“Racine teachers are committed to working with Racine Unified School District leaders to make sure remote learning continues to work well for students,” Cruz said. “Educators want nothing more than to be in our classrooms with students, but it’s not safe right now.”
Reprinted with permission of Wisconsin Examiner.
- COVID-19 Second Dose Vaccine Incentive Program to Launch October 21 - City of Milwaukee Health Department - Oct 20th, 2021
- Nursing Home COVID-19 Cases, Deaths Increasing - Erik Gunn - Oct 19th, 2021
- City of Milwaukee Weekly COVID-19 Update - City of Milwaukee Health Department - Oct 15th, 2021
- MATC to Host Public COVID-19 Vaccine Clinic at the Downtown Milwaukee Campus Oct. 18 - Milwaukee Area Technical College - Oct 15th, 2021
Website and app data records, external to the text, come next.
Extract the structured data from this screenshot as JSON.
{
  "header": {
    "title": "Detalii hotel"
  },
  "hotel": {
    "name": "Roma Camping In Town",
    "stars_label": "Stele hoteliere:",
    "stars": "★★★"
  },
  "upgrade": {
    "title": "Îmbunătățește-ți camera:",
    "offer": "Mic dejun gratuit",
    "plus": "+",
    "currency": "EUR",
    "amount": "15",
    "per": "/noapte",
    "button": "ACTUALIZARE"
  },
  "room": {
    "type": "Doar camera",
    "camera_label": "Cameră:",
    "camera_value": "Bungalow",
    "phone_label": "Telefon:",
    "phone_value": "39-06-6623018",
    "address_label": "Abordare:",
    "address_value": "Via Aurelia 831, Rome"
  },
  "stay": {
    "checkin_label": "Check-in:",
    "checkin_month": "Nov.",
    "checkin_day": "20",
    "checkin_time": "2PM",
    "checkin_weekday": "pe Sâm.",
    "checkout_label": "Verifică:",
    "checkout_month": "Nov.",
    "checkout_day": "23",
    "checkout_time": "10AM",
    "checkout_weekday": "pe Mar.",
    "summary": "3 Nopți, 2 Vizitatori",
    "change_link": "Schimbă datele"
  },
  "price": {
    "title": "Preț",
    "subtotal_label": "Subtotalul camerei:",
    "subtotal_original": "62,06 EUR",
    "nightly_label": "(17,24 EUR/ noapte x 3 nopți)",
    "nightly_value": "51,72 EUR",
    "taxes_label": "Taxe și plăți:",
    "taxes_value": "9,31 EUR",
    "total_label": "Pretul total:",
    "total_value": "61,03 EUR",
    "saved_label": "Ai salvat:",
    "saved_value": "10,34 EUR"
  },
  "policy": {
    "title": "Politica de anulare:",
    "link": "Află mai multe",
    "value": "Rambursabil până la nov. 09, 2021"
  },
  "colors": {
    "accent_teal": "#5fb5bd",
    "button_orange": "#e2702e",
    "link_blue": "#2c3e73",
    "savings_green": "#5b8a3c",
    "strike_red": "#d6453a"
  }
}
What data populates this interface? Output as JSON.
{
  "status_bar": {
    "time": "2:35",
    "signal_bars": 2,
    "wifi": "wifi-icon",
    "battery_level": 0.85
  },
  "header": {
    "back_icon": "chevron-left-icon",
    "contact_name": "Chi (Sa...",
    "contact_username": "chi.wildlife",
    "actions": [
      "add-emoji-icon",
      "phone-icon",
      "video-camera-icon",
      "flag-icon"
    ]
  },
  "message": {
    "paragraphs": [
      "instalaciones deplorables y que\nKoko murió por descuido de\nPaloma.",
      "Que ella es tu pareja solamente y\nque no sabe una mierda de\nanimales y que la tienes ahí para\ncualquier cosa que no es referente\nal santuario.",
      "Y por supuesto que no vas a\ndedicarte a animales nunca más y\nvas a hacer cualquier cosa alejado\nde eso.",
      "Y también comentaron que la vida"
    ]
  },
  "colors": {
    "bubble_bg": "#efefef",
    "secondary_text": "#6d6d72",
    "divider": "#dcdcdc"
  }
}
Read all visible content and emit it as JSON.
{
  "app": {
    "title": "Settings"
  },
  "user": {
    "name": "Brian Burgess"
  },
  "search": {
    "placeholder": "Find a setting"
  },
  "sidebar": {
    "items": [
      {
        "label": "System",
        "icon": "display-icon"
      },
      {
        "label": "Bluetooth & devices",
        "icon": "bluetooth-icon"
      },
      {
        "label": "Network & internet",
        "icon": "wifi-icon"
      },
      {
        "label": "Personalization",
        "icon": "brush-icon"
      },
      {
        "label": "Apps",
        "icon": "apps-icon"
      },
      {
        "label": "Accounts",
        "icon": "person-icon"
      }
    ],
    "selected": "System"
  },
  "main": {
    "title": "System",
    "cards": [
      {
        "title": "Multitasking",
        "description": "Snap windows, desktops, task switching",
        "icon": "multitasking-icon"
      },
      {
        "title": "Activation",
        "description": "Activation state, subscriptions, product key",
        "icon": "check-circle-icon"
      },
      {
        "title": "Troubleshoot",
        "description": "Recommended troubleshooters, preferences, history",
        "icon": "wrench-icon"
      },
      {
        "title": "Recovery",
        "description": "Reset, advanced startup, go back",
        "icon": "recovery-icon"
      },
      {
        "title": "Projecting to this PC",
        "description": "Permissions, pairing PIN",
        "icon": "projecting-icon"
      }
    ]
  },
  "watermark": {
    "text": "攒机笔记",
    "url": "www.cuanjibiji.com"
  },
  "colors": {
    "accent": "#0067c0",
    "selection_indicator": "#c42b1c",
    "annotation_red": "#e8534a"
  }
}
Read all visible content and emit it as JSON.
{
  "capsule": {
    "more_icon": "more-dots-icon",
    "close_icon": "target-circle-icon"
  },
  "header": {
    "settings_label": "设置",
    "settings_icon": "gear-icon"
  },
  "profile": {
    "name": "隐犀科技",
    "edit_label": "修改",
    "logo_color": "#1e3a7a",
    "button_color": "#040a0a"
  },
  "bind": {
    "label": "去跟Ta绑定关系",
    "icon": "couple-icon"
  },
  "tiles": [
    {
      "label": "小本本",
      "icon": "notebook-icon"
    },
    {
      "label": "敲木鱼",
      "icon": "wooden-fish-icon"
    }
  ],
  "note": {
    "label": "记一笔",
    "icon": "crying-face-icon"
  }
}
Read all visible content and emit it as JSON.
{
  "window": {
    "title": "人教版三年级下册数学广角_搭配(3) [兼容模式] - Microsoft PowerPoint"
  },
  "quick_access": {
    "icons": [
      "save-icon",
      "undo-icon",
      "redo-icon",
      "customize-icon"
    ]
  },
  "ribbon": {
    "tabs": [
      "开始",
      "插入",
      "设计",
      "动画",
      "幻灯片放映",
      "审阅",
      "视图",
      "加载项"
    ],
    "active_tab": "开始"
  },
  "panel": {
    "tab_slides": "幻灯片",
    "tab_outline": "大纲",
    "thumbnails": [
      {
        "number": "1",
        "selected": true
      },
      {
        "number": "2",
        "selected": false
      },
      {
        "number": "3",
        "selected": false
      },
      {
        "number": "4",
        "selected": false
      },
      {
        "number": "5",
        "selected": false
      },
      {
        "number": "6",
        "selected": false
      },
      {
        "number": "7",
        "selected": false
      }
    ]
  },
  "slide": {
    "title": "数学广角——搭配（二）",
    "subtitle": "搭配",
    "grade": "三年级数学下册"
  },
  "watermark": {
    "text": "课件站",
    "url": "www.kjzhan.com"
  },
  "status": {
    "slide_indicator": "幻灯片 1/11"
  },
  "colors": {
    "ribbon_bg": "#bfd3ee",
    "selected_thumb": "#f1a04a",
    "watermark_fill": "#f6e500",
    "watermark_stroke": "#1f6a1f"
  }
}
- City Hall: MPD Supervisors Face Vaccine-or-Mask Requirement - Jeramey Jannene - Oct 14th, 2021
- Hospitals Expect to Lose Staff Over Vaccine Mandates - Shamane Mills - Oct 14th, 2021
- Rural Areas Have Highest COVID-19 Death Rates - Shamane Mills - Oct 13th, 2021
- DHS Announces Multiple Funding Opportunities to Address COVID-19 Health Disparities - Wisconsin Department of Health Services - Oct 13th, 2021
- City and Police Supervisors Reach Agreement on COVID Vaccinations - City of Milwaukee - Oct 13th, 2021
- MKE County: COVID-19 Disease Remains At High Level - Graham Kilmer - Oct 12th, 2021
Read more about Coronavirus Pandemic here